Commission debates funding for CSX railroad crossing
The City of Greencastle has been working on the railroad all right, but unlike the lyrics to the old song, it’s not been to “just pass the time away.”
With much of the South Jackson Street rehabilitation project completed this past fall, work on the actual CSX railroad crossing south of the bowling alley was expected to come next once the weather cooperates.
However, that was before new engineering estimates on the work came in about $170,000 more than what had been originally estimated and budgeted by the city as its portion of the railroad crossing project, the Greencastle Redevelopment Commission learned at its recent meeting at City Hall.
“Much to our consternation,” Mayor Bill Dory assured in noting that he has proposed that CSX assist in the increased funding of the project but has not yet heard back from the railroad.
“Communication hasn’t been great from CSX,” the mayor told commission members, “but it’s not an adversarial relationship by any means.”
Dory told Redevelopment Commission members Erika Gilmore, Drew Brattain, Gwen Morris and Gary Lemon (Lottie Barcus was absent) that the city basically has four options in regard to the crossing.
For one, he said, the city could complete its scheduled South Jackson Street roadwork but do nothing to the crossing, leaving it as is and essentially leaving the upgrade work to CSX.
Secondly, the city could advise CSX that it only has available the original funds it previously budgeted (a number not to be disclosed here as to potentially affect the construction bidding process adversely) and that the remainder of the project cost (an estimated $170,000) would be up to CSX to provide.
A third option would see the city conceding and paying the entire cost of the work, Dory said, while a fourth option would be to work with the Indiana Department of Transportation (INDOT) on its new program of railroad crossing closings in order to get a subsidy for repairs to the South Jackson Street crossing.

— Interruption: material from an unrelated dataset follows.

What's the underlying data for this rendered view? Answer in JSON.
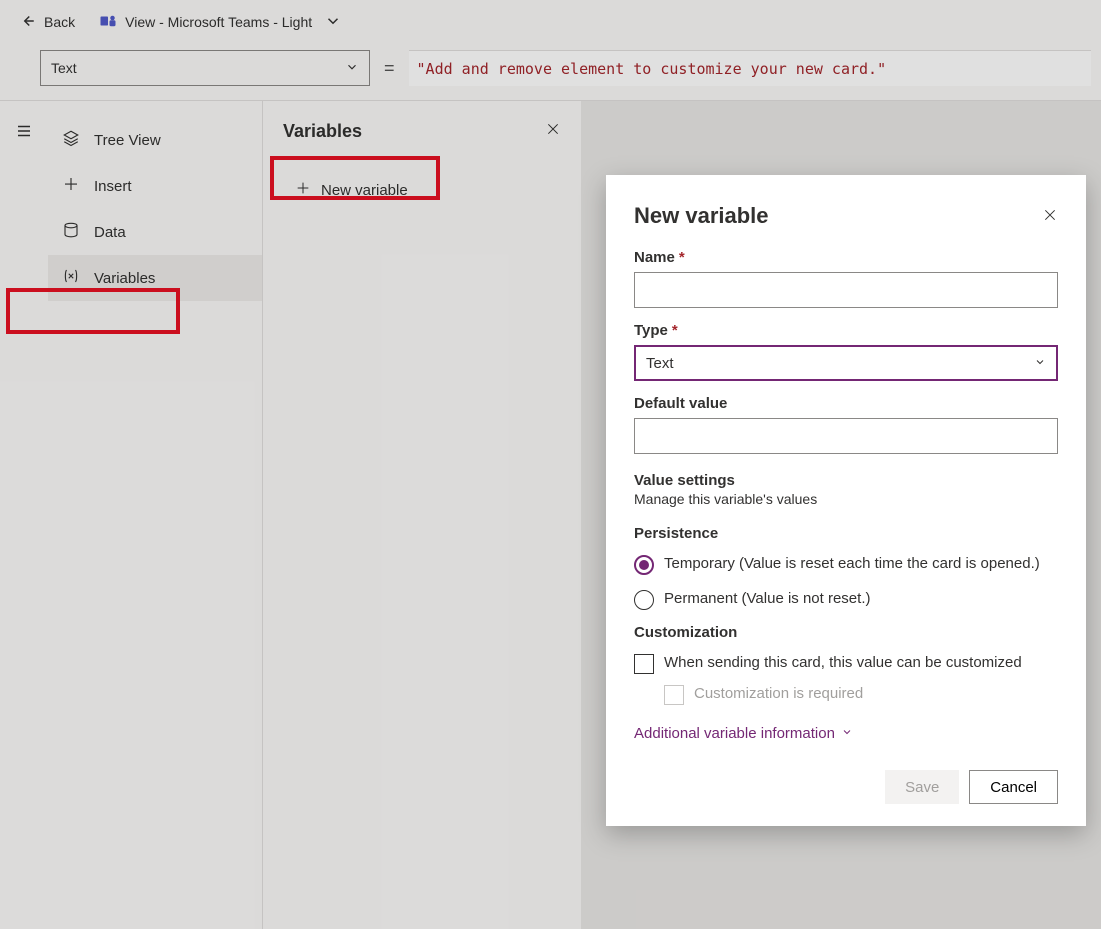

Mayor Dory explained that INDOT has initiated a program where if communities agree to close two
railroad crossings, INDOT would help with funding to upgrade another one. The program is seen as promoting safety with a goal of fewer railroad crossings within a community.
“Quite frankly, I think that’s a longshot,” Dory said of the crossing closing option. “We’re not in a position to recommend any closings.”
Commission members agreed.
“No. 1 and 2 are really the only options,” Morris suggested, meaning the city either not fund any crossing repairs or cover just what was originally budgeted, leaving the remainder up to CSX.
None of the members felt the least bit comfortable with options three or four, it was noted.
City Councilman Dave Murray was in attendance and told the commission it has always bothered him that CSX was being given “a freebie in the first place.”
“I’m not a voting member,” he said, “but I’d say leave it (thus letting CSX deal with it in the future). The liability is not ours, it’s their track.”
With Dory asking for guidance on the issue, commission members Brattain and Lemon suggested sticking with the number originally budgeted ($170,000 shy of the current engineering estimates) and providing no more.
“I’m willing to pay the ‘max’ (budgeted amount),” Lemon said, “but no more.”